§ Prompt
Send back every record word for word, with nothing missing.

§ Provided records

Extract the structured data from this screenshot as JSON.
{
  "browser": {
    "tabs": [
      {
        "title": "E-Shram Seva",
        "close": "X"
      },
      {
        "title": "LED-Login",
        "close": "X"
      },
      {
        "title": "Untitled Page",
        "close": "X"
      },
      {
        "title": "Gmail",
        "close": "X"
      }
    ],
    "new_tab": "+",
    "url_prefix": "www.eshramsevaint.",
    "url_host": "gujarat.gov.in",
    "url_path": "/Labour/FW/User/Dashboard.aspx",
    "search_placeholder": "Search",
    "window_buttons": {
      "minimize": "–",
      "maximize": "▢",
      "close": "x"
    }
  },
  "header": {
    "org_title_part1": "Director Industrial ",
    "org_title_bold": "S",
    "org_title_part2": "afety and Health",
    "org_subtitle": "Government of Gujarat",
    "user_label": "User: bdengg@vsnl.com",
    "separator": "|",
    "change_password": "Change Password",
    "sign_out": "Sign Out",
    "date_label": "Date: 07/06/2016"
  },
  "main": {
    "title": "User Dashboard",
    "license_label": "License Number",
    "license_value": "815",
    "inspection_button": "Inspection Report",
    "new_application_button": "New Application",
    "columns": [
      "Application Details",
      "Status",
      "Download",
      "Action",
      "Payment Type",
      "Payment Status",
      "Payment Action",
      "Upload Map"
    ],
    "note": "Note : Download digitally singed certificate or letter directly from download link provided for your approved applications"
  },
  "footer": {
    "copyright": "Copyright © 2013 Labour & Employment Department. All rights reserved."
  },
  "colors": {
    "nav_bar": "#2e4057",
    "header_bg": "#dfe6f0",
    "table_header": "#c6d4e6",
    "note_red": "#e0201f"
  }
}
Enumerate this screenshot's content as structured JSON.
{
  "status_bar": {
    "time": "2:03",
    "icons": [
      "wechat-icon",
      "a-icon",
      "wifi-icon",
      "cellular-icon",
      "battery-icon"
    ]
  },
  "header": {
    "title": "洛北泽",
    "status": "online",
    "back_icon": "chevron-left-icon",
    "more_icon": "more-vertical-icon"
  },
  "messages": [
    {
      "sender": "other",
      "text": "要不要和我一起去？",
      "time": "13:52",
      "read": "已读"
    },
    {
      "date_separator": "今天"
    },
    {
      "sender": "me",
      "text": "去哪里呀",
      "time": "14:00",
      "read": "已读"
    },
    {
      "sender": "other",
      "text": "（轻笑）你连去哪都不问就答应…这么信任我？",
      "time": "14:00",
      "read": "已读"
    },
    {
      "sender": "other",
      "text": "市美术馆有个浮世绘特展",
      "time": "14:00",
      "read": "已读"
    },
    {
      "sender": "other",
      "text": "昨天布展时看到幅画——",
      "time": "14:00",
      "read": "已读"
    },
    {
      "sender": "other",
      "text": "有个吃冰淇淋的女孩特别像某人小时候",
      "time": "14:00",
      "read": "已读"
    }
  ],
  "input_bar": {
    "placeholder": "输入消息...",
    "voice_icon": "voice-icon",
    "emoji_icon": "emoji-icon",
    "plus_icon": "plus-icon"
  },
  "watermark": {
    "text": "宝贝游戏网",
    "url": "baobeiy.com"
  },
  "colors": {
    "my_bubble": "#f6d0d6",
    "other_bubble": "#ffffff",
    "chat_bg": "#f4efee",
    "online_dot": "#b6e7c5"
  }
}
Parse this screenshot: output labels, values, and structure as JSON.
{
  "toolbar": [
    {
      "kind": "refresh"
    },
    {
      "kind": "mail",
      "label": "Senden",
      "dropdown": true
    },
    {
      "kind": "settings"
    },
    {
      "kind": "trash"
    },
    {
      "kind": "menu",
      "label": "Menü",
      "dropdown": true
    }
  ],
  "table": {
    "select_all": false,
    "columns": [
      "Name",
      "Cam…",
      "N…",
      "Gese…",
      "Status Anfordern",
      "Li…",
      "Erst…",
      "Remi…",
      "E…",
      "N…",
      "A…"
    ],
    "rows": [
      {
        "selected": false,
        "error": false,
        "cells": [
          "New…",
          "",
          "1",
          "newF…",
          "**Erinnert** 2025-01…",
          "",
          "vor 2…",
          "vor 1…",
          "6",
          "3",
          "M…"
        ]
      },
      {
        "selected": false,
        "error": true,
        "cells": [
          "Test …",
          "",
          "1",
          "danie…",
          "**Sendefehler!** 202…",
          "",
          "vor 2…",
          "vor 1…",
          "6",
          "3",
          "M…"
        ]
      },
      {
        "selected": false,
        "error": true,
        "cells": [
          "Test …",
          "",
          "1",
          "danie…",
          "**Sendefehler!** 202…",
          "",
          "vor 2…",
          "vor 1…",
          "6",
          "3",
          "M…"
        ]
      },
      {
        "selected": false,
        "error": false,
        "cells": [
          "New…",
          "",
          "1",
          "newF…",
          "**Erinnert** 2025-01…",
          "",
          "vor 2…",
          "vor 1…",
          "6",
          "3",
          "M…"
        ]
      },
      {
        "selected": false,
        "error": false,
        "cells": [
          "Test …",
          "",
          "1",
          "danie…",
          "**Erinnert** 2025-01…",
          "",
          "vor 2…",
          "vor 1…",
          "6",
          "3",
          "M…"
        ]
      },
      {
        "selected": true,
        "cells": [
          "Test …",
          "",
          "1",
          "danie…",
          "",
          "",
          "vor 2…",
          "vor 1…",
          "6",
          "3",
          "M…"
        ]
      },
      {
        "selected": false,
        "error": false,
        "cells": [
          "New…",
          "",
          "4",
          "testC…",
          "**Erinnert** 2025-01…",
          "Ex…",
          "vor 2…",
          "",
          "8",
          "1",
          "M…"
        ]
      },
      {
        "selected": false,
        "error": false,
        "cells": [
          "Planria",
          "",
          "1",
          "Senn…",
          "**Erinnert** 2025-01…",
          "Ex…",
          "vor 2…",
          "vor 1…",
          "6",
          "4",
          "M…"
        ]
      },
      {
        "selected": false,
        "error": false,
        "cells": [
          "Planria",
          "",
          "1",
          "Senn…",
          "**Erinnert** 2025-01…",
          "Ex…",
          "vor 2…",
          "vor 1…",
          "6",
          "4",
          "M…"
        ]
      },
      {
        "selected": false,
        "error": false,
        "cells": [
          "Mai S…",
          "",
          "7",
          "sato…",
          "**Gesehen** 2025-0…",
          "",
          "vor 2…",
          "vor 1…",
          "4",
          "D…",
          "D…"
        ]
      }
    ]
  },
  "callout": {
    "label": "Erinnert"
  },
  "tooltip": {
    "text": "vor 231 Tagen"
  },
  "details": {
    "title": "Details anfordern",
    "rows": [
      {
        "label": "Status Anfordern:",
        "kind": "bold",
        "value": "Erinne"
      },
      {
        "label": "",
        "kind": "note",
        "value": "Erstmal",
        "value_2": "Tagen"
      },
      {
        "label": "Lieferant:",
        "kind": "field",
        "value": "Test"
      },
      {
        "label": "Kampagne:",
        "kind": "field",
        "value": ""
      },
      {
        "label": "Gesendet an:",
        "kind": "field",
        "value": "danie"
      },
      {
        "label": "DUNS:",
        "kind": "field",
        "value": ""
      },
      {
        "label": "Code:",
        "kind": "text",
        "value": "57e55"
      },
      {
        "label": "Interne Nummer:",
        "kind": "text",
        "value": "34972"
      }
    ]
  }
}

§ Exercise solution
Extract the structured data from this screenshot as JSON.
{
  "browser": {
    "tabs": [
      {
        "title": "E-Shram Seva",
        "close": "X"
      },
      {
        "title": "LED-Login",
        "close": "X"
      },
      {
        "title": "Untitled Page",
        "close": "X"
      },
      {
        "title": "Gmail",
        "close": "X"
      }
    ],
    "new_tab": "+",
    "url_prefix": "www.eshramsevaint.",
    "url_host": "gujarat.gov.in",
    "url_path": "/Labour/FW/User/Dashboard.aspx",
    "search_placeholder": "Search",
    "window_buttons": {
      "minimize": "–",
      "maximize": "▢",
      "close": "x"
    }
  },
  "header": {
    "org_title_part1": "Director Industrial ",
    "org_title_bold": "S",
    "org_title_part2": "afety and Health",
    "org_subtitle": "Government of Gujarat",
    "user_label": "User: bdengg@vsnl.com",
    "separator": "|",
    "change_password": "Change Password",
    "sign_out": "Sign Out",
    "date_label": "Date: 07/06/2016"
  },
  "main": {
    "title": "User Dashboard",
    "license_label": "License Number",
    "license_value": "815",
    "inspection_button": "Inspection Report",
    "new_application_button": "New Application",
    "columns": [
      "Application Details",
      "Status",
      "Download",
      "Action",
      "Payment Type",
      "Payment Status",
      "Payment Action",
      "Upload Map"
    ],
    "note": "Note : Download digitally singed certificate or letter directly from download link provided for your approved applications"
  },
  "footer": {
    "copyright": "Copyright © 2013 Labour & Employment Department. All rights reserved."
  },
  "colors": {
    "nav_bar": "#2e4057",
    "header_bg": "#dfe6f0",
    "table_header": "#c6d4e6",
    "note_red": "#e0201f"
  }
}
Enumerate this screenshot's content as structured JSON.
{
  "status_bar": {
    "time": "2:03",
    "icons": [
      "wechat-icon",
      "a-icon",
      "wifi-icon",
      "cellular-icon",
      "battery-icon"
    ]
  },
  "header": {
    "title": "洛北泽",
    "status": "online",
    "back_icon": "chevron-left-icon",
    "more_icon": "more-vertical-icon"
  },
  "messages": [
    {
      "sender": "other",
      "text": "要不要和我一起去？",
      "time": "13:52",
      "read": "已读"
    },
    {
      "date_separator": "今天"
    },
    {
      "sender": "me",
      "text": "去哪里呀",
      "time": "14:00",
      "read": "已读"
    },
    {
      "sender": "other",
      "text": "（轻笑）你连去哪都不问就答应…这么信任我？",
      "time": "14:00",
      "read": "已读"
    },
    {
      "sender": "other",
      "text": "市美术馆有个浮世绘特展",
      "time": "14:00",
      "read": "已读"
    },
    {
      "sender": "other",
      "text": "昨天布展时看到幅画——",
      "time": "14:00",
      "read": "已读"
    },
    {
      "sender": "other",
      "text": "有个吃冰淇淋的女孩特别像某人小时候",
      "time": "14:00",
      "read": "已读"
    }
  ],
  "input_bar": {
    "placeholder": "输入消息...",
    "voice_icon": "voice-icon",
    "emoji_icon": "emoji-icon",
    "plus_icon": "plus-icon"
  },
  "watermark": {
    "text": "宝贝游戏网",
    "url": "baobeiy.com"
  },
  "colors": {
    "my_bubble": "#f6d0d6",
    "other_bubble": "#ffffff",
    "chat_bg": "#f4efee",
    "online_dot": "#b6e7c5"
  }
}
Parse this screenshot: output labels, values, and structure as JSON.
{
  "toolbar": [
    {
      "kind": "refresh"
    },
    {
      "kind": "mail",
      "label": "Senden",
      "dropdown": true
    },
    {
      "kind": "settings"
    },
    {
      "kind": "trash"
    },
    {
      "kind": "menu",
      "label": "Menü",
      "dropdown": true
    }
  ],
  "table": {
    "select_all": false,
    "columns": [
      "Name",
      "Cam…",
      "N…",
      "Gese…",
      "Status Anfordern",
      "Li…",
      "Erst…",
      "Remi…",
      "E…",
      "N…",
      "A…"
    ],
    "rows": [
      {
        "selected": false,
        "error": false,
        "cells": [
          "New…",
          "",
          "1",
          "newF…",
          "**Erinnert** 2025-01…",
          "",
          "vor 2…",
          "vor 1…",
          "6",
          "3",
          "M…"
        ]
      },
      {
        "selected": false,
        "error": true,
        "cells": [
          "Test …",
          "",
          "1",
          "danie…",
          "**Sendefehler!** 202…",
          "",
          "vor 2…",
          "vor 1…",
          "6",
          "3",
          "M…"
        ]
      },
      {
        "selected": false,
        "error": true,
        "cells": [
          "Test …",
          "",
          "1",
          "danie…",
          "**Sendefehler!** 202…",
          "",
          "vor 2…",
          "vor 1…",
          "6",
          "3",
          "M…"
        ]
      },
      {
        "selected": false,
        "error": false,
        "cells": [
          "New…",
          "",
          "1",
          "newF…",
          "**Erinnert** 2025-01…",
          "",
          "vor 2…",
          "vor 1…",
          "6",
          "3",
          "M…"
        ]
      },
      {
        "selected": false,
        "error": false,
        "cells": [
          "Test …",
          "",
          "1",
          "danie…",
          "**Erinnert** 2025-01…",
          "",
          "vor 2…",
          "vor 1…",
          "6",
          "3",
          "M…"
        ]
      },
      {
        "selected": true,
        "cells": [
          "Test …",
          "",
          "1",
          "danie…",
          "",
          "",
          "vor 2…",
          "vor 1…",
          "6",
          "3",
          "M…"
        ]
      },
      {
        "selected": false,
        "error": false,
        "cells": [
          "New…",
          "",
          "4",
          "testC…",
          "**Erinnert** 2025-01…",
          "Ex…",
          "vor 2…",
          "",
          "8",
          "1",
          "M…"
        ]
      },
      {
        "selected": false,
        "error": false,
        "cells": [
          "Planria",
          "",
          "1",
          "Senn…",
          "**Erinnert** 2025-01…",
          "Ex…",
          "vor 2…",
          "vor 1…",
          "6",
          "4",
          "M…"
        ]
      },
      {
        "selected": false,
        "error": false,
        "cells": [
          "Planria",
          "",
          "1",
          "Senn…",
          "**Erinnert** 2025-01…",
          "Ex…",
          "vor 2…",
          "vor 1…",
          "6",
          "4",
          "M…"
        ]
      },
      {
        "selected": false,
        "error": false,
        "cells": [
          "Mai S…",
          "",
          "7",
          "sato…",
          "**Gesehen** 2025-0…",
          "",
          "vor 2…",
          "vor 1…",
          "4",
          "D…",
          "D…"
        ]
      }
    ]
  },
  "callout": {
    "label": "Erinnert"
  },
  "tooltip": {
    "text": "vor 231 Tagen"
  },
  "details": {
    "title": "Details anfordern",
    "rows": [
      {
        "label": "Status Anfordern:",
        "kind": "bold",
        "value": "Erinne"
      },
      {
        "label": "",
        "kind": "note",
        "value": "Erstmal",
        "value_2": "Tagen"
      },
      {
        "label": "Lieferant:",
        "kind": "field",
        "value": "Test"
      },
      {
        "label": "Kampagne:",
        "kind": "field",
        "value": ""
      },
      {
        "label": "Gesendet an:",
        "kind": "field",
        "value": "danie"
      },
      {
        "label": "DUNS:",
        "kind": "field",
        "value": ""
      },
      {
        "label": "Code:",
        "kind": "text",
        "value": "57e55"
      },
      {
        "label": "Interne Nummer:",
        "kind": "text",
        "value": "34972"
      }
    ]
  }
}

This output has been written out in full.